Researchers call for better quality and consistency of electronic health record studies
We need improved quality of recording asthma diagnosis and events if the UK is to effectively use the very considerable potential locked within electronic health records to promote improvements in asthma care and catalyse research.
Researchers from Swansea University Medical School and the Asthma UK Centre for Applied Research have today cautioned that improved and consistent reporting of studies is needed to ensure that we answer important questions about asthma, one of the commonest chronic conditions.
Nearly 10% of the UK population has a recorded diagnosis of asthma, accounting for almost 100,000 hospital admissions and over £1 billion annual healthcare expenditure.
In a study published today in the European Respiratory Journal, one of the world's leading respiratory journals, Al Sallakh et al. examine international approaches used to define asthma, asthma severity, control and exacerbation from electronic health records (EHR) in the recent academic literature.
The researchers found wide variations and inconsistencies in these methods across studies and little evidence to support the validity of algorithms used.

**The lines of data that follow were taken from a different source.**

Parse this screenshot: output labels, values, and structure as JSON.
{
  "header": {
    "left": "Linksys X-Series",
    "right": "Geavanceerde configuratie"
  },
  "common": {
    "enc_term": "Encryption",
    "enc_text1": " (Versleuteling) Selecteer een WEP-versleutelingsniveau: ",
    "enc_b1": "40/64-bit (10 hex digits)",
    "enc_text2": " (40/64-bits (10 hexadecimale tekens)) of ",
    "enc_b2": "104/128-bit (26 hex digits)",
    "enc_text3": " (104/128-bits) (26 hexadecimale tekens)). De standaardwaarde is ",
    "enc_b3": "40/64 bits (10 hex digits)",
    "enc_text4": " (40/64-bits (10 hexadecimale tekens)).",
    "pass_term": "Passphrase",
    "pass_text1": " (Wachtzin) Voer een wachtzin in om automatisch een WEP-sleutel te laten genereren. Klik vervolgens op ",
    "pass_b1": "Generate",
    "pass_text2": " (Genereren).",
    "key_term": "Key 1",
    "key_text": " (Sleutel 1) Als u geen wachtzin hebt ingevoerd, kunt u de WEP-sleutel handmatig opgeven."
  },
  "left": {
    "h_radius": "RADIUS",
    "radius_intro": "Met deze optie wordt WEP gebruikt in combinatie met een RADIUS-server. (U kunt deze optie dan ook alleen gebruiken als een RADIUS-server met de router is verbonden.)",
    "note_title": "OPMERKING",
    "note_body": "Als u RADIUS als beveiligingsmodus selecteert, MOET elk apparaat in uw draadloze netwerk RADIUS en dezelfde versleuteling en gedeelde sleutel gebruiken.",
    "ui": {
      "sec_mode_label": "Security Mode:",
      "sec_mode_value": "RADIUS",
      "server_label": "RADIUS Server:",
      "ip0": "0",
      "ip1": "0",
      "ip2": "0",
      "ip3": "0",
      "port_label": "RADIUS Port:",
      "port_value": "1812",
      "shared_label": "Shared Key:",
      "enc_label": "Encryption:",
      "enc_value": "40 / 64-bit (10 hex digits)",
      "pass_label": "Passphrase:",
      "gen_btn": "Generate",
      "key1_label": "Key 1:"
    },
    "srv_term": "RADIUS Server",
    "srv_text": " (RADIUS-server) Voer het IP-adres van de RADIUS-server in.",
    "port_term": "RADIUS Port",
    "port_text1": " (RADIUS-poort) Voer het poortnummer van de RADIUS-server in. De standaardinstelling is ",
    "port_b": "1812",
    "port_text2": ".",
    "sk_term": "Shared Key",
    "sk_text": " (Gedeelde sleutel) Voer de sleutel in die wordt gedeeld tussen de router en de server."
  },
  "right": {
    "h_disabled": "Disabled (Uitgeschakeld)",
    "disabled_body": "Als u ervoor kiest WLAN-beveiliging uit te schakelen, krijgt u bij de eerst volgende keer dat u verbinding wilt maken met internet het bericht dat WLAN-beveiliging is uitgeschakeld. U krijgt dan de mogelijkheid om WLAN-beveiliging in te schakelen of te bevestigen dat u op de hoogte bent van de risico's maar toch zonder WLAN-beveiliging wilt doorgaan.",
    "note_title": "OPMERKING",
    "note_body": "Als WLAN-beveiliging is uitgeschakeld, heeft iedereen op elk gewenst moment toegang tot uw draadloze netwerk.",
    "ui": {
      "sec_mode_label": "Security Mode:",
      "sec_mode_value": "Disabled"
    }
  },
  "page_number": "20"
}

These variations reflect not only the differences in the data used, but also, a fundamental lack of consensus on the clinical definitions of asthma and its outcomes. There is a growing number of studies internationally that use EHR data to study conditions including asthma, but no standard methods for identifying and assessing asthma patients from EHR exist. The researchers caution that validity, transparency and reproducibility of research is compromised unless action is taken.
Given the substantial growth in research that uses EHR data, the authors emphasise the need for reaching scientific consensus on asthma clinical definitions and algorithms, and adoption of reporting standards to improve the validity and reproducibility of research using these data.
Dr Gwyneth Davies, Respiratory Consultant and senior researcher at Swansea University Medical School, said, "If we are to learn about asthma, it's absolutely crucial that we have better and more consistent reporting of the data."
The newly established Health Data Research UK will be well placed to harmonise the underlying definitions and algorithms used in research using EHR data as it is very likely that similar issues will also be found in other disease areas.
Professor Andrew Morris, Director of Usher Institute, University of Edinburgh, said, "The UK has an opportunity to provide an international leadership role to develop and agree standards for health and biomedical data science. This research highlights the need for agreeing standards for both methodologies and reporting as we accelerate the pace and scale of data science in the UK."
Dr Samantha Walker, (Director of Research & Policy and Deputy Chief Executive, Asthma UK): "This study highlights a long known problem and one that desperately needs to be resolved. The data held on electronic health records has the potential to be of great value to asthma research, our overall understanding of asthma development, and development of new treatments. However, wide variations in how asthma is defined and recorded mean that these data sets are difficult to use for these purposes.
"As electronic health records become more widely used, it is vital to ensure all the information is defined and collected in a consistent manner so that we can have confidence in it. Until this happens we are missing opportunities to understand asthma fully and make improvements in asthma care."
The study and its recommendations, which will be essential reading for researchers, NHS leaders and policy makers, has been published in European Respiratory Journal today.